— REQUIREMENT —
Retype every line of the records exactly.

— Data records —
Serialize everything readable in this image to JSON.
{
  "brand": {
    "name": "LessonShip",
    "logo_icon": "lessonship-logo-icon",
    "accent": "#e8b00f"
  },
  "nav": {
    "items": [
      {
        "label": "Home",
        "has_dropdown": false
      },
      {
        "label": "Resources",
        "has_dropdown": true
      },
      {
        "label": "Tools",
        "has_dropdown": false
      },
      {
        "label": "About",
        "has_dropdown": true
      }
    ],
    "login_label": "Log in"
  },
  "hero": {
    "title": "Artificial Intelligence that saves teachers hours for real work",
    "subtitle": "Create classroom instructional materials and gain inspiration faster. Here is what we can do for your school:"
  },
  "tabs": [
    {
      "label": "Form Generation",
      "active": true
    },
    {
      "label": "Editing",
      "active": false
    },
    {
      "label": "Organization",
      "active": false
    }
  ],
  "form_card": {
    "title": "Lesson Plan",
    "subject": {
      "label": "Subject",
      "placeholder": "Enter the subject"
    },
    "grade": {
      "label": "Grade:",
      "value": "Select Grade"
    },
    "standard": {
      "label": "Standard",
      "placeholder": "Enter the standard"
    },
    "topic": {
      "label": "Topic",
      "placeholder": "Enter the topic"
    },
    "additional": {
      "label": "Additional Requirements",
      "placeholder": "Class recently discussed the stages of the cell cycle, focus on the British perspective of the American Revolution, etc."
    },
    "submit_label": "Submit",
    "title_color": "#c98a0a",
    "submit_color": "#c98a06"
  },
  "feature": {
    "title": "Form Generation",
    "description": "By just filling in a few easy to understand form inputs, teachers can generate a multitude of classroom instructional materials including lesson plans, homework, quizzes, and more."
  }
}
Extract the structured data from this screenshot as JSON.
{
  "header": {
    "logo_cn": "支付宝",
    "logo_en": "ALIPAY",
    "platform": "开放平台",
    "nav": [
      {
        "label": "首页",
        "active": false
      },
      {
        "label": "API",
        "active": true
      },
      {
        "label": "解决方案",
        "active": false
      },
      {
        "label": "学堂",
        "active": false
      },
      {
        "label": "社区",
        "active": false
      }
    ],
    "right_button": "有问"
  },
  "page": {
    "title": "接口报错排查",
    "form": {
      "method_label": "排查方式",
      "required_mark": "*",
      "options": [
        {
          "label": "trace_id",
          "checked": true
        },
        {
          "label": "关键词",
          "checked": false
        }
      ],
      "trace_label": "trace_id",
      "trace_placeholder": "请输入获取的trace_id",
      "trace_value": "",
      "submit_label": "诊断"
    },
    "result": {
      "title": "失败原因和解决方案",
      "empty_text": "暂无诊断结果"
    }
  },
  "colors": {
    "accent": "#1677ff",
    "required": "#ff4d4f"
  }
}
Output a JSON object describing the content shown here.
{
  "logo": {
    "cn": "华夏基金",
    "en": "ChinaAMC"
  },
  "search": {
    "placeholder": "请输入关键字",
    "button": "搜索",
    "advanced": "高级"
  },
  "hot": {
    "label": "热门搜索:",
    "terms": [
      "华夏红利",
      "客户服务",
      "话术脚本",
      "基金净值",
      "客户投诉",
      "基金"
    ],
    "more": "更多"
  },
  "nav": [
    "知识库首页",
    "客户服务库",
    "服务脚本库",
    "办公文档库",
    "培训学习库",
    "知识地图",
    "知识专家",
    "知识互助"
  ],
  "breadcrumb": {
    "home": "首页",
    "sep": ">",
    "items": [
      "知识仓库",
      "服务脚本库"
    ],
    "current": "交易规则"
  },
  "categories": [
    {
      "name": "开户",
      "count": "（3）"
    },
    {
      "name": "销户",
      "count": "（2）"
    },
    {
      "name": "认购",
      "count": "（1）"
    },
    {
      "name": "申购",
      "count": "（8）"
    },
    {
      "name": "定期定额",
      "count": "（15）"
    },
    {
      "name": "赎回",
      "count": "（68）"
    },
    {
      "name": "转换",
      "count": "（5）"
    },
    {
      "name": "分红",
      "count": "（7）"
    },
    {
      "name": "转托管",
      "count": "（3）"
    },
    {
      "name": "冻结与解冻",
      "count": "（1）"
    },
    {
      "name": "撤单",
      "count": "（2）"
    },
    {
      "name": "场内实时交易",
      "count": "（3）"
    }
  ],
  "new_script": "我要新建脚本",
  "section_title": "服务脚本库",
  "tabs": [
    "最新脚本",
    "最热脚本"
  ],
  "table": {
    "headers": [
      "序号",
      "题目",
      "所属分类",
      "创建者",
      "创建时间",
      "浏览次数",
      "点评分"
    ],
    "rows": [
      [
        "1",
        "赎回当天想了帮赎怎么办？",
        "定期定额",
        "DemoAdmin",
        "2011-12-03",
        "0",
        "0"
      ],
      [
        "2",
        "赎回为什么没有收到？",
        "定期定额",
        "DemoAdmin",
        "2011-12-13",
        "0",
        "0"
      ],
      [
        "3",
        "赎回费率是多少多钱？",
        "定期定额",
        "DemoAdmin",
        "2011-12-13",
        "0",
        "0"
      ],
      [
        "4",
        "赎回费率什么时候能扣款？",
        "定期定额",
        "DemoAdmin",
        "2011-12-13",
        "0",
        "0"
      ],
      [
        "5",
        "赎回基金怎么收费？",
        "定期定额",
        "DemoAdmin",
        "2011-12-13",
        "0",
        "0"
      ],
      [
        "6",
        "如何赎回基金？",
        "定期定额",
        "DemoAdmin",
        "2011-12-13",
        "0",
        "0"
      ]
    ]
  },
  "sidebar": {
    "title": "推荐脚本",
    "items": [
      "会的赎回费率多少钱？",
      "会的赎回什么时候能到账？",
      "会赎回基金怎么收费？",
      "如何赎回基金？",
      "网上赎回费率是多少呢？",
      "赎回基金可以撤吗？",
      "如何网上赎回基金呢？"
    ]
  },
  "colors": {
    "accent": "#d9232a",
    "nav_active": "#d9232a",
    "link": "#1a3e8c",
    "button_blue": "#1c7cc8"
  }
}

— SOLUTION FOR THIS EXERCISE —
Serialize everything readable in this image to JSON.
{
  "brand": {
    "name": "LessonShip",
    "logo_icon": "lessonship-logo-icon",
    "accent": "#e8b00f"
  },
  "nav": {
    "items": [
      {
        "label": "Home",
        "has_dropdown": false
      },
      {
        "label": "Resources",
        "has_dropdown": true
      },
      {
        "label": "Tools",
        "has_dropdown": false
      },
      {
        "label": "About",
        "has_dropdown": true
      }
    ],
    "login_label": "Log in"
  },
  "hero": {
    "title": "Artificial Intelligence that saves teachers hours for real work",
    "subtitle": "Create classroom instructional materials and gain inspiration faster. Here is what we can do for your school:"
  },
  "tabs": [
    {
      "label": "Form Generation",
      "active": true
    },
    {
      "label": "Editing",
      "active": false
    },
    {
      "label": "Organization",
      "active": false
    }
  ],
  "form_card": {
    "title": "Lesson Plan",
    "subject": {
      "label": "Subject",
      "placeholder": "Enter the subject"
    },
    "grade": {
      "label": "Grade:",
      "value": "Select Grade"
    },
    "standard": {
      "label": "Standard",
      "placeholder": "Enter the standard"
    },
    "topic": {
      "label": "Topic",
      "placeholder": "Enter the topic"
    },
    "additional": {
      "label": "Additional Requirements",
      "placeholder": "Class recently discussed the stages of the cell cycle, focus on the British perspective of the American Revolution, etc."
    },
    "submit_label": "Submit",
    "title_color": "#c98a0a",
    "submit_color": "#c98a06"
  },
  "feature": {
    "title": "Form Generation",
    "description": "By just filling in a few easy to understand form inputs, teachers can generate a multitude of classroom instructional materials including lesson plans, homework, quizzes, and more."
  }
}
Extract the structured data from this screenshot as JSON.
{
  "header": {
    "logo_cn": "支付宝",
    "logo_en": "ALIPAY",
    "platform": "开放平台",
    "nav": [
      {
        "label": "首页",
        "active": false
      },
      {
        "label": "API",
        "active": true
      },
      {
        "label": "解决方案",
        "active": false
      },
      {
        "label": "学堂",
        "active": false
      },
      {
        "label": "社区",
        "active": false
      }
    ],
    "right_button": "有问"
  },
  "page": {
    "title": "接口报错排查",
    "form": {
      "method_label": "排查方式",
      "required_mark": "*",
      "options": [
        {
          "label": "trace_id",
          "checked": true
        },
        {
          "label": "关键词",
          "checked": false
        }
      ],
      "trace_label": "trace_id",
      "trace_placeholder": "请输入获取的trace_id",
      "trace_value": "",
      "submit_label": "诊断"
    },
    "result": {
      "title": "失败原因和解决方案",
      "empty_text": "暂无诊断结果"
    }
  },
  "colors": {
    "accent": "#1677ff",
    "required": "#ff4d4f"
  }
}
Output a JSON object describing the content shown here.
{
  "logo": {
    "cn": "华夏基金",
    "en": "ChinaAMC"
  },
  "search": {
    "placeholder": "请输入关键字",
    "button": "搜索",
    "advanced": "高级"
  },
  "hot": {
    "label": "热门搜索:",
    "terms": [
      "华夏红利",
      "客户服务",
      "话术脚本",
      "基金净值",
      "客户投诉",
      "基金"
    ],
    "more": "更多"
  },
  "nav": [
    "知识库首页",
    "客户服务库",
    "服务脚本库",
    "办公文档库",
    "培训学习库",
    "知识地图",
    "知识专家",
    "知识互助"
  ],
  "breadcrumb": {
    "home": "首页",
    "sep": ">",
    "items": [
      "知识仓库",
      "服务脚本库"
    ],
    "current": "交易规则"
  },
  "categories": [
    {
      "name": "开户",
      "count": "（3）"
    },
    {
      "name": "销户",
      "count": "（2）"
    },
    {
      "name": "认购",
      "count": "（1）"
    },
    {
      "name": "申购",
      "count": "（8）"
    },
    {
      "name": "定期定额",
      "count": "（15）"
    },
    {
      "name": "赎回",
      "count": "（68）"
    },
    {
      "name": "转换",
      "count": "（5）"
    },
    {
      "name": "分红",
      "count": "（7）"
    },
    {
      "name": "转托管",
      "count": "（3）"
    },
    {
      "name": "冻结与解冻",
      "count": "（1）"
    },
    {
      "name": "撤单",
      "count": "（2）"
    },
    {
      "name": "场内实时交易",
      "count": "（3）"
    }
  ],
  "new_script": "我要新建脚本",
  "section_title": "服务脚本库",
  "tabs": [
    "最新脚本",
    "最热脚本"
  ],
  "table": {
    "headers": [
      "序号",
      "题目",
      "所属分类",
      "创建者",
      "创建时间",
      "浏览次数",
      "点评分"
    ],
    "rows": [
      [
        "1",
        "赎回当天想了帮赎怎么办？",
        "定期定额",
        "DemoAdmin",
        "2011-12-03",
        "0",
        "0"
      ],
      [
        "2",
        "赎回为什么没有收到？",
        "定期定额",
        "DemoAdmin",
        "2011-12-13",
        "0",
        "0"
      ],
      [
        "3",
        "赎回费率是多少多钱？",
        "定期定额",
        "DemoAdmin",
        "2011-12-13",
        "0",
        "0"
      ],
      [
        "4",
        "赎回费率什么时候能扣款？",
        "定期定额",
        "DemoAdmin",
        "2011-12-13",
        "0",
        "0"
      ],
      [
        "5",
        "赎回基金怎么收费？",
        "定期定额",
        "DemoAdmin",
        "2011-12-13",
        "0",
        "0"
      ],
      [
        "6",
        "如何赎回基金？",
        "定期定额",
        "DemoAdmin",
        "2011-12-13",
        "0",
        "0"
      ]
    ]
  },
  "sidebar": {
    "title": "推荐脚本",
    "items": [
      "会的赎回费率多少钱？",
      "会的赎回什么时候能到账？",
      "会赎回基金怎么收费？",
      "如何赎回基金？",
      "网上赎回费率是多少呢？",
      "赎回基金可以撤吗？",
      "如何网上赎回基金呢？"
    ]
  },
  "colors": {
    "accent": "#d9232a",
    "nav_active": "#d9232a",
    "link": "#1a3e8c",
    "button_blue": "#1c7cc8"
  }
}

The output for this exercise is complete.